The intent of Section 363(k) is clearly to permit only those persons with a valid security interest in property to be sold to claim a setoff. And the issue of whether such a security interest actually existed was obviously intended to be resolved prior to the date of sale of the property. In this case that determination was not made prior to sale.

If the bank were required to pay the one million dollars in cash, notwithstanding its assertion of a secured claim, that fund would be available for other expenses of the bankrupt estate. If, in the future, that claim was validated as an "allowed claim", the bank would have the right to recoup the amount paid in cash, without any assurance that the full amount of the fund would still be in existence. The possibility of depletion of the million dollars by administrative and other expenses, while the issue of the bank's claim was still pending, was conceded by counsel for the debtor at oral argument.

This would be an elemental unfairness to the bank.

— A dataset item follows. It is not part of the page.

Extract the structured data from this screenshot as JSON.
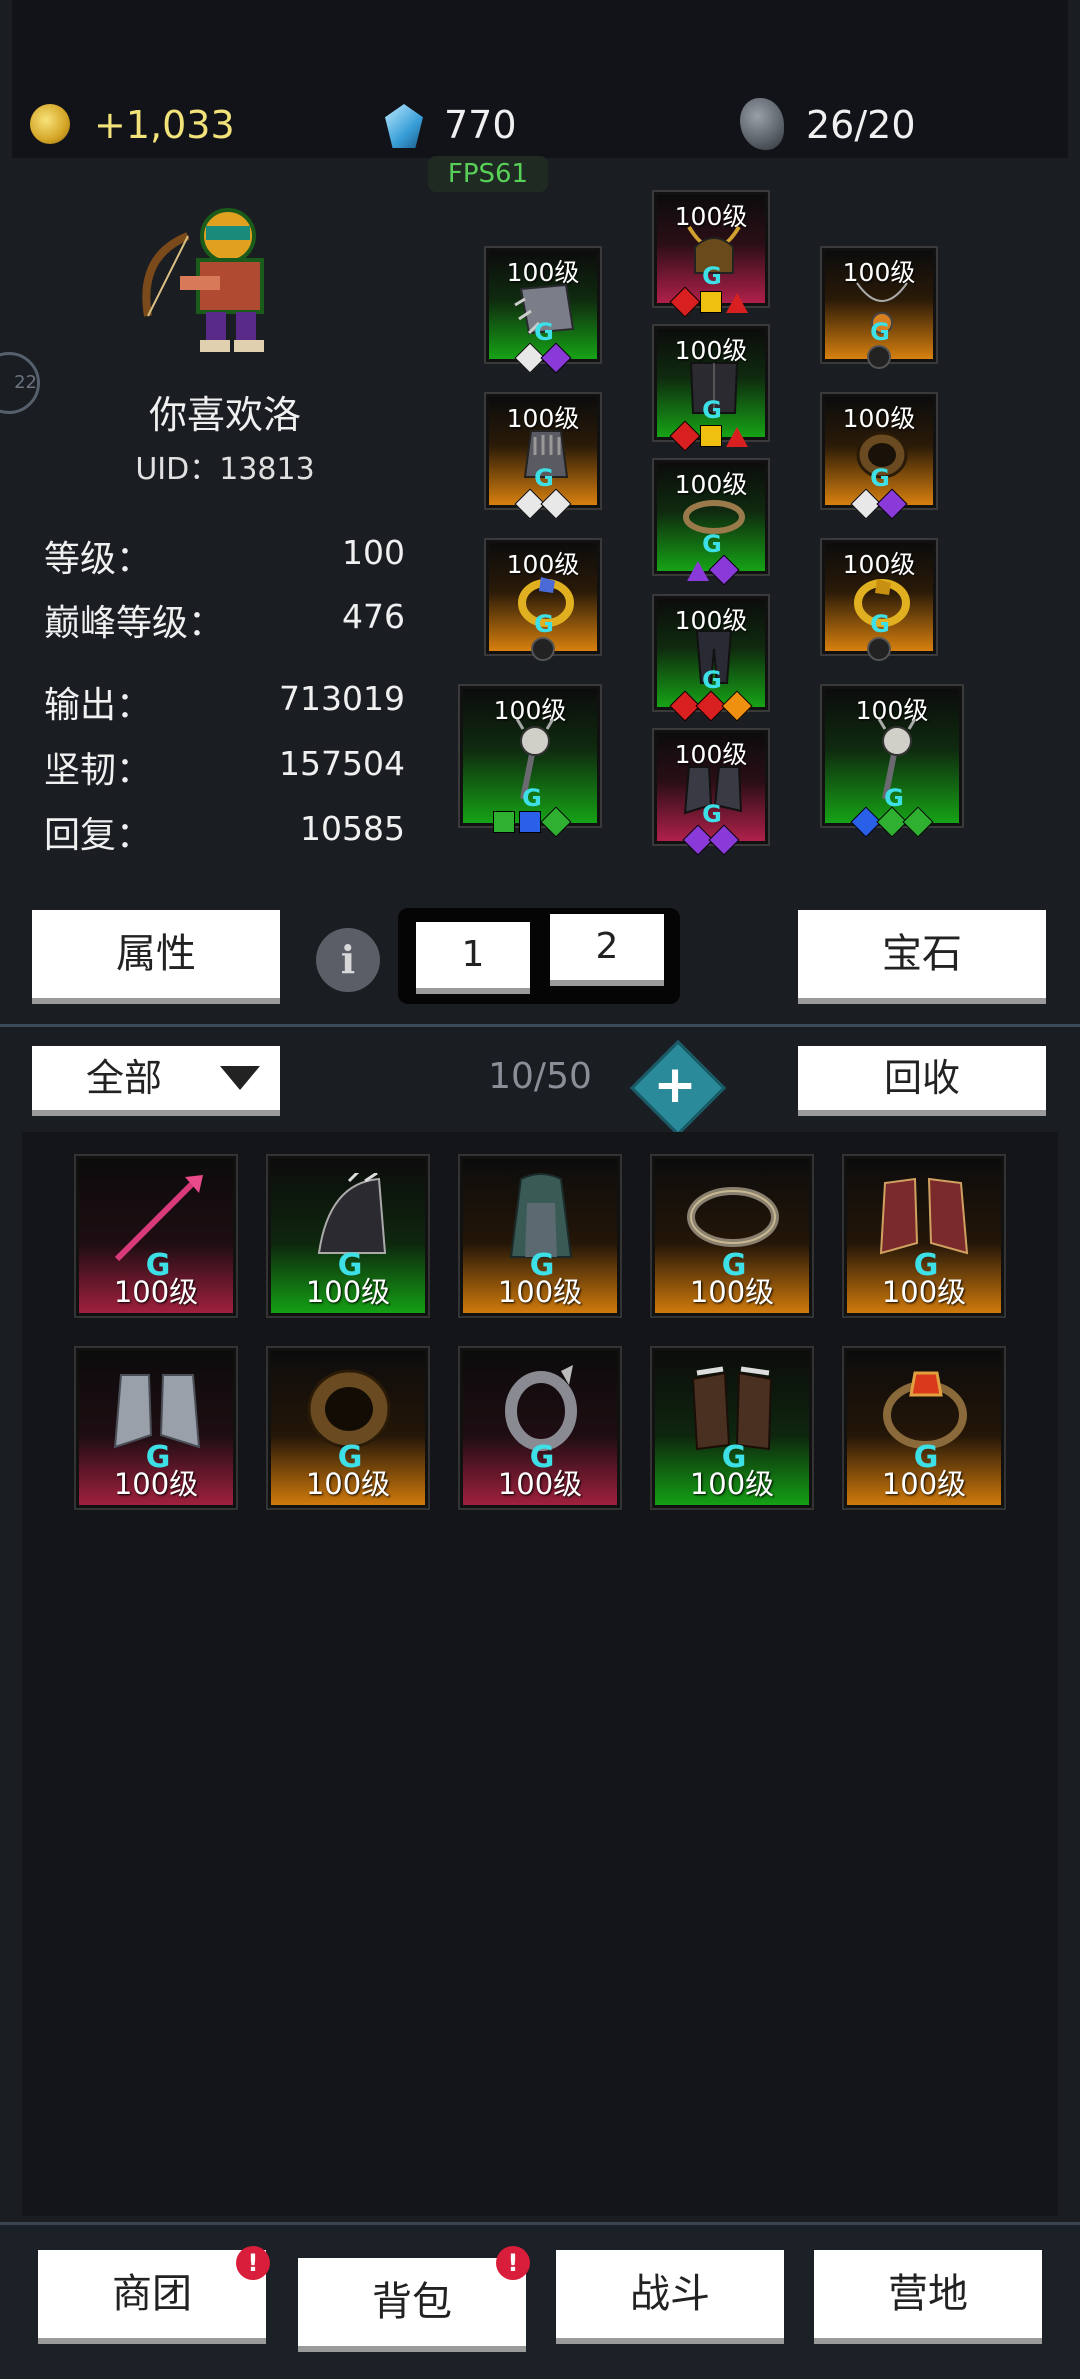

There is another way, fair to all, available in this unique situation since the purchaser is one of the largest financial institutions in the world, with resources quickly available to meet any obligation involved herein. We will permit the bank an offset on an intermediate basis, to become permanent, or to be negated as the case may be, upon the final determination of whether it is entitled to an "allowed claim".

If the bank prevails at trial of the issues on November 26, 1984, or after final determination of an appeal, and its claim is allowed at one million dollars or more, then the issue is moot.

If the bank does not prevail, and its claim is wiped out, disallowed, or expunged in any way, the bank will be required to promptly pay over the million dollars, with interest compounded. And the rate of interest will be the same rate the bank itself would pay in New York City to customers for million dollar certificates of deposit on a rolling thirty day basis. The date for which interest will begin earning is January 17, 1984 on the first $100,000, and February 16, 1984, and every thirty days thereafter, on the full million dollars. The interest earned in such a thirty day period will be rolled over to become part of the principal for the next thirty day period. We will require compound interest rather than simple interest, because the debtor and its creditors will not have had access to such funds during the intermediate period.

By requiring interest to be paid at the same rate the bank offers for million dollar *280 certificates of deposit on a thirty day basis, we assure that the bank does not gain any benefit from the use of the money that it does not pay for, and that the debtor and its creditors will have a fair return on the purchase price during the period the funds are tied up pending final resolution of the issue of the bank's claim.

With the conditions recited herein, the sale of the hotel property to the bank will be confirmed and the bank will obtain immediate possession of the property.